*Work order:*
Each record that follows should be repeated exactly, minus any images.

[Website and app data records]

----

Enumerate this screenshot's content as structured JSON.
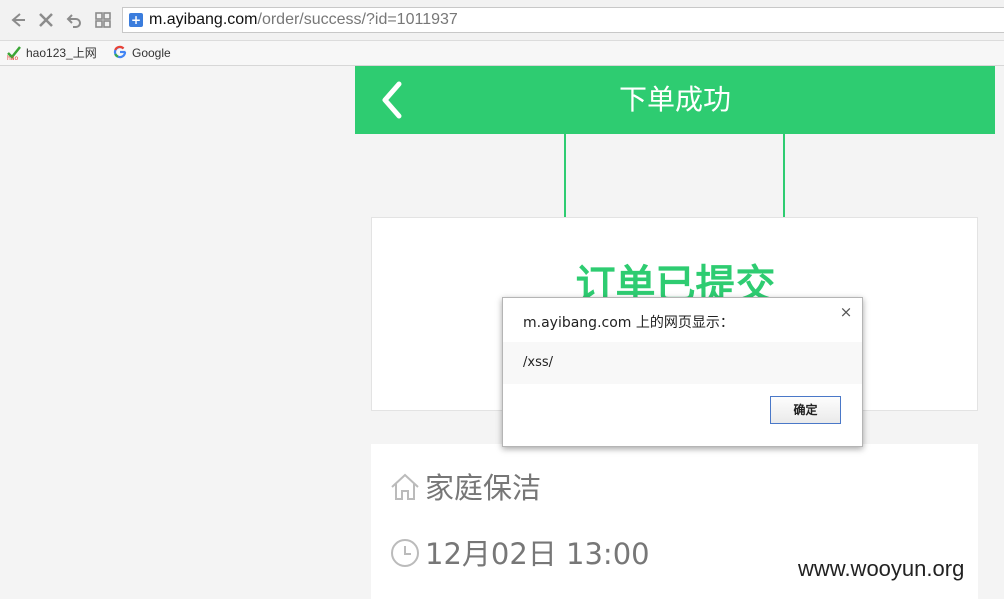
{
  "browser": {
    "url_host": "m.ayibang.com",
    "url_path": "/order/success/?id=1011937",
    "bookmarks": [
      {
        "label": "hao123_上网",
        "icon": "hao123-icon"
      },
      {
        "label": "Google",
        "icon": "google-icon"
      }
    ]
  },
  "header": {
    "title": "下单成功",
    "back_icon": "chevron-left-icon"
  },
  "card": {
    "title": "订单已提交"
  },
  "info": {
    "service": "家庭保洁",
    "service_icon": "home-icon",
    "time": "12月02日 13:00",
    "time_icon": "clock-icon"
  },
  "dialog": {
    "title": "m.ayibang.com 上的网页显示：",
    "message": "/xss/",
    "ok_label": "确定",
    "close_symbol": "×"
  },
  "watermark": "www.wooyun.org",
  "colors": {
    "accent": "#2ecc71"
  }
}
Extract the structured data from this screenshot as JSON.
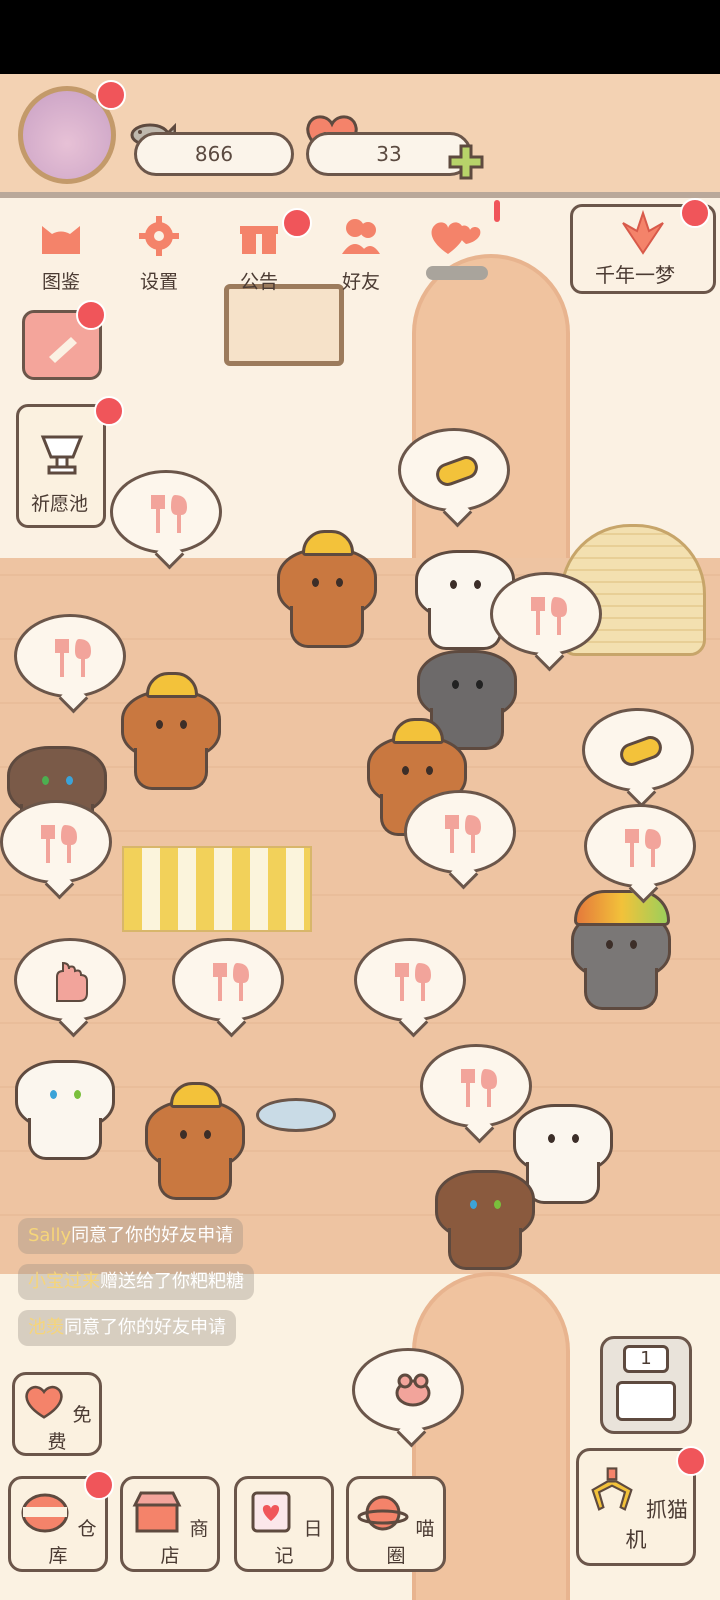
{
  "header": {
    "fish_count": "866",
    "heart_count": "33"
  },
  "nav": [
    {
      "label": "图鉴",
      "icon": "cat-head-icon"
    },
    {
      "label": "设置",
      "icon": "gear-icon"
    },
    {
      "label": "公告",
      "icon": "gift-icon"
    },
    {
      "label": "好友",
      "icon": "friends-icon"
    }
  ],
  "event_banner": {
    "label": "千年一梦"
  },
  "wishing_pool": {
    "label": "祈愿池"
  },
  "feed": [
    {
      "name": "Sally",
      "text": "同意了你的好友申请"
    },
    {
      "name": "小宝过来",
      "text": "赠送给了你粑粑糖"
    },
    {
      "name": "池羡",
      "text": "同意了你的好友申请"
    }
  ],
  "bottom": {
    "free_label": "免费",
    "warehouse_label": "仓库",
    "shop_label": "商店",
    "diary_label": "日记",
    "circle_label": "喵圈",
    "claw_label": "抓猫机",
    "slot_count": "1"
  },
  "colors": {
    "badge": "#f0555a",
    "accent_orange": "#f4836a",
    "outline": "#6b564a"
  }
}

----

*Task result:*
Enumerate this screenshot's content as structured JSON.
{
  "browser": {
    "url_host": "m.ayibang.com",
    "url_path": "/order/success/?id=1011937",
    "bookmarks": [
      {
        "label": "hao123_上网",
        "icon": "hao123-icon"
      },
      {
        "label": "Google",
        "icon": "google-icon"
      }
    ]
  },
  "header": {
    "title": "下单成功",
    "back_icon": "chevron-left-icon"
  },
  "card": {
    "title": "订单已提交"
  },
  "info": {
    "service": "家庭保洁",
    "service_icon": "home-icon",
    "time": "12月02日 13:00",
    "time_icon": "clock-icon"
  },
  "dialog": {
    "title": "m.ayibang.com 上的网页显示：",
    "message": "/xss/",
    "ok_label": "确定",
    "close_symbol": "×"
  },
  "watermark": "www.wooyun.org",
  "colors": {
    "accent": "#2ecc71"
  }
}
Extract the structured data from this screenshot as JSON.
{
  "header": {
    "fish_count": "866",
    "heart_count": "33"
  },
  "nav": [
    {
      "label": "图鉴",
      "icon": "cat-head-icon"
    },
    {
      "label": "设置",
      "icon": "gear-icon"
    },
    {
      "label": "公告",
      "icon": "gift-icon"
    },
    {
      "label": "好友",
      "icon": "friends-icon"
    }
  ],
  "event_banner": {
    "label": "千年一梦"
  },
  "wishing_pool": {
    "label": "祈愿池"
  },
  "feed": [
    {
      "name": "Sally",
      "text": "同意了你的好友申请"
    },
    {
      "name": "小宝过来",
      "text": "赠送给了你粑粑糖"
    },
    {
      "name": "池羡",
      "text": "同意了你的好友申请"
    }
  ],
  "bottom": {
    "free_label": "免费",
    "warehouse_label": "仓库",
    "shop_label": "商店",
    "diary_label": "日记",
    "circle_label": "喵圈",
    "claw_label": "抓猫机",
    "slot_count": "1"
  },
  "colors": {
    "badge": "#f0555a",
    "accent_orange": "#f4836a",
    "outline": "#6b564a"
  }
}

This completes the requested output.